[Charles Wadsworth inscribes Rampant Lions Press book with his illustrations to poems on Robert Frost to Christopher Fry, also signed by author.] Seed Leaves | Homage to R. F. | Poetry by Richard Wilbur | Prints by Charles Wadsworth.

Richard Wilbur; Charles Wadsworth; Richard R. Godine, Publisher, Boston; Will Carter, Rampant Lions Press, Cambridge [Christopher Fry; Robert Frost]
Publication details: 
David R. Godine, Publisher, Boston. [No 44 of '160 copies only designed and printed by Will Carter at the Rampant Lions Press, Cambridge, England'] 1974.
SKU: 22927
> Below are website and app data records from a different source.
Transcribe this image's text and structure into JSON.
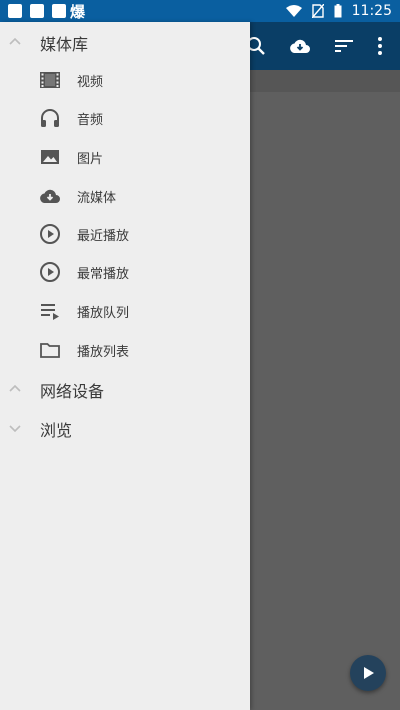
{
  "status_bar": {
    "time": "11:25",
    "notification_glyph": "爆",
    "icons": [
      "wifi-icon",
      "no-sim-icon",
      "battery-icon"
    ]
  },
  "drawer": {
    "sections": [
      {
        "label": "媒体库",
        "expanded": true,
        "items": [
          {
            "label": "视频",
            "icon": "film-icon"
          },
          {
            "label": "音频",
            "icon": "headphones-icon"
          },
          {
            "label": "图片",
            "icon": "image-icon"
          },
          {
            "label": "流媒体",
            "icon": "cloud-download-icon"
          },
          {
            "label": "最近播放",
            "icon": "play-circle-icon"
          },
          {
            "label": "最常播放",
            "icon": "play-circle-icon"
          },
          {
            "label": "播放队列",
            "icon": "playlist-play-icon"
          },
          {
            "label": "播放列表",
            "icon": "folder-icon"
          }
        ]
      },
      {
        "label": "网络设备",
        "expanded": true
      },
      {
        "label": "浏览",
        "expanded": false
      }
    ]
  },
  "appbar": {
    "actions": [
      "search-icon",
      "cloud-download-icon",
      "sort-icon",
      "more-vert-icon"
    ]
  },
  "colors": {
    "status_bar": "#0a5fa0",
    "appbar": "#0a3e66",
    "drawer_bg": "#eeeeee",
    "fab": "#24425c"
  }
}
Beautiful stitched pamphlet, with three gorgeous colour natural history prints by Wadsworth, comprising frontispiece and one other full-page print, and double-page print incorporating the words of the title. Near fine. Text unpaginated, printed on eleven pages, over eight leaves of green laid paper. Numbered 44 on the colophon, which carries the device of the Rampant Lions Press, and is signed 'Richard Wilbur' and 'Charles E. Wadsworth', reading: '160 copies only | designed and printed by Will Carter | at the Rampant Lions Press, Cambridge, England | on Glastonbury Sage Antique paper | set in Palatino, and bound by John P. Gray | using marble paper by | Ingeborg Borjeson, Stockholm'. In lovely green, grey and black marbled wraps, with titled printed in black on white label on cover. Housed in grey-brown buckram wallet, with matching marbled covers, and title printed on label on spine. Inscribed by Wadsworth on half-title: 'For Christopher and Phyl [his wife] | from | Waddy and Jeannie | East Dean | 1974'. Long introductory note by Wilbur, dated 'Cummington, August 1972', beginning: 'When Robert Frost left us, I wanted to write him a poem, but nothing fresh came of my attempt, and I discaded them, turning to something else. It won't do to offer a dead poem to a lively spirit.' He notes that Wadsworth has 'exquisitely complimented' the poem he did write. There is also an 'Afterword' by Wadsworth, dated 'Cranberry Isles, Maine | 1972'. In it he praises 'the bright penetration of Robert Frost's poetry', and states that his prints 'are a translation from one self-sufficient brightness into another'. From the Christopher Fry papers.